**EXERCISE DETAILS:** Below are some records; retype all of them exactly.

(Records from a dataset)
== Segment start ==

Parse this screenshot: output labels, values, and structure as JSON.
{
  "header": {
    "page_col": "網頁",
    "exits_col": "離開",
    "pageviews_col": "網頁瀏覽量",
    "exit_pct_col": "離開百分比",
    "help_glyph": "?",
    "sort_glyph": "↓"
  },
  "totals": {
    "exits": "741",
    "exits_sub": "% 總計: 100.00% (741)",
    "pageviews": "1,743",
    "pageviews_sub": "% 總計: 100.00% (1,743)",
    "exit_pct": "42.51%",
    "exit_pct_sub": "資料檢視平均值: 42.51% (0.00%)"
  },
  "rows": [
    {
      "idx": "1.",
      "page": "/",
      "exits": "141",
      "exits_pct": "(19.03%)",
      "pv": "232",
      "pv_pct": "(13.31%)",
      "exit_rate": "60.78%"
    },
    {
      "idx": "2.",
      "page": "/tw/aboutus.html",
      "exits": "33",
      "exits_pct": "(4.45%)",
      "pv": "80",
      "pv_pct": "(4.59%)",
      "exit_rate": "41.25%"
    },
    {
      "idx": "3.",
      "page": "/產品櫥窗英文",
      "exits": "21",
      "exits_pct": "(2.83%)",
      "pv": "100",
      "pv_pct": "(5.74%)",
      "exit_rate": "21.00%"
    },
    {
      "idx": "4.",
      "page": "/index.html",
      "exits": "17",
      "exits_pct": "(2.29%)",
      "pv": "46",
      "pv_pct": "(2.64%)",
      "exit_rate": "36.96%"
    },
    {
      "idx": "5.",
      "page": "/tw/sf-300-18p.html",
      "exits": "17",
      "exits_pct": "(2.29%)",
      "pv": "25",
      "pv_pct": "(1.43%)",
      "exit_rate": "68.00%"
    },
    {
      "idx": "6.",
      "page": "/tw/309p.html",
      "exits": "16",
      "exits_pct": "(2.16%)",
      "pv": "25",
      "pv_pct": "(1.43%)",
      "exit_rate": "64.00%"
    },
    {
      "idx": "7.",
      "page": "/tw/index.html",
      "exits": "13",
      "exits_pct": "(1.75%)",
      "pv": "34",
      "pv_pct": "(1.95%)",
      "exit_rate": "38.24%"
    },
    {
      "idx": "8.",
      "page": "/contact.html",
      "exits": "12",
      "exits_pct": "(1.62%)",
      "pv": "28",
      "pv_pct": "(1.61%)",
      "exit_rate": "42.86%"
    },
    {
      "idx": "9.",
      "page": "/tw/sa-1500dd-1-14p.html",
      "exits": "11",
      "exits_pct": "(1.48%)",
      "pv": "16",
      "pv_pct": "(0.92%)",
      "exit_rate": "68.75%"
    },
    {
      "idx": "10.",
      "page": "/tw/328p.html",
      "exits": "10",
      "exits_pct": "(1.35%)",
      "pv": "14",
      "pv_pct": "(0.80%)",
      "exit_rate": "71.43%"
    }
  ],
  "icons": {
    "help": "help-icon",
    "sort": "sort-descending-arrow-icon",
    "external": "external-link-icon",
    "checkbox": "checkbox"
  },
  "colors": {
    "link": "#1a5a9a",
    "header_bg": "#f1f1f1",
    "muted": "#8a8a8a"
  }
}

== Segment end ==

**ANSWER TO THIS TASK:**
Parse this screenshot: output labels, values, and structure as JSON.
{
  "header": {
    "page_col": "網頁",
    "exits_col": "離開",
    "pageviews_col": "網頁瀏覽量",
    "exit_pct_col": "離開百分比",
    "help_glyph": "?",
    "sort_glyph": "↓"
  },
  "totals": {
    "exits": "741",
    "exits_sub": "% 總計: 100.00% (741)",
    "pageviews": "1,743",
    "pageviews_sub": "% 總計: 100.00% (1,743)",
    "exit_pct": "42.51%",
    "exit_pct_sub": "資料檢視平均值: 42.51% (0.00%)"
  },
  "rows": [
    {
      "idx": "1.",
      "page": "/",
      "exits": "141",
      "exits_pct": "(19.03%)",
      "pv": "232",
      "pv_pct": "(13.31%)",
      "exit_rate": "60.78%"
    },
    {
      "idx": "2.",
      "page": "/tw/aboutus.html",
      "exits": "33",
      "exits_pct": "(4.45%)",
      "pv": "80",
      "pv_pct": "(4.59%)",
      "exit_rate": "41.25%"
    },
    {
      "idx": "3.",
      "page": "/產品櫥窗英文",
      "exits": "21",
      "exits_pct": "(2.83%)",
      "pv": "100",
      "pv_pct": "(5.74%)",
      "exit_rate": "21.00%"
    },
    {
      "idx": "4.",
      "page": "/index.html",
      "exits": "17",
      "exits_pct": "(2.29%)",
      "pv": "46",
      "pv_pct": "(2.64%)",
      "exit_rate": "36.96%"
    },
    {
      "idx": "5.",
      "page": "/tw/sf-300-18p.html",
      "exits": "17",
      "exits_pct": "(2.29%)",
      "pv": "25",
      "pv_pct": "(1.43%)",
      "exit_rate": "68.00%"
    },
    {
      "idx": "6.",
      "page": "/tw/309p.html",
      "exits": "16",
      "exits_pct": "(2.16%)",
      "pv": "25",
      "pv_pct": "(1.43%)",
      "exit_rate": "64.00%"
    },
    {
      "idx": "7.",
      "page": "/tw/index.html",
      "exits": "13",
      "exits_pct": "(1.75%)",
      "pv": "34",
      "pv_pct": "(1.95%)",
      "exit_rate": "38.24%"
    },
    {
      "idx": "8.",
      "page": "/contact.html",
      "exits": "12",
      "exits_pct": "(1.62%)",
      "pv": "28",
      "pv_pct": "(1.61%)",
      "exit_rate": "42.86%"
    },
    {
      "idx": "9.",
      "page": "/tw/sa-1500dd-1-14p.html",
      "exits": "11",
      "exits_pct": "(1.48%)",
      "pv": "16",
      "pv_pct": "(0.92%)",
      "exit_rate": "68.75%"
    },
    {
      "idx": "10.",
      "page": "/tw/328p.html",
      "exits": "10",
      "exits_pct": "(1.35%)",
      "pv": "14",
      "pv_pct": "(0.80%)",
      "exit_rate": "71.43%"
    }
  ],
  "icons": {
    "help": "help-icon",
    "sort": "sort-descending-arrow-icon",
    "external": "external-link-icon",
    "checkbox": "checkbox"
  },
  "colors": {
    "link": "#1a5a9a",
    "header_bg": "#f1f1f1",
    "muted": "#8a8a8a"
  }
}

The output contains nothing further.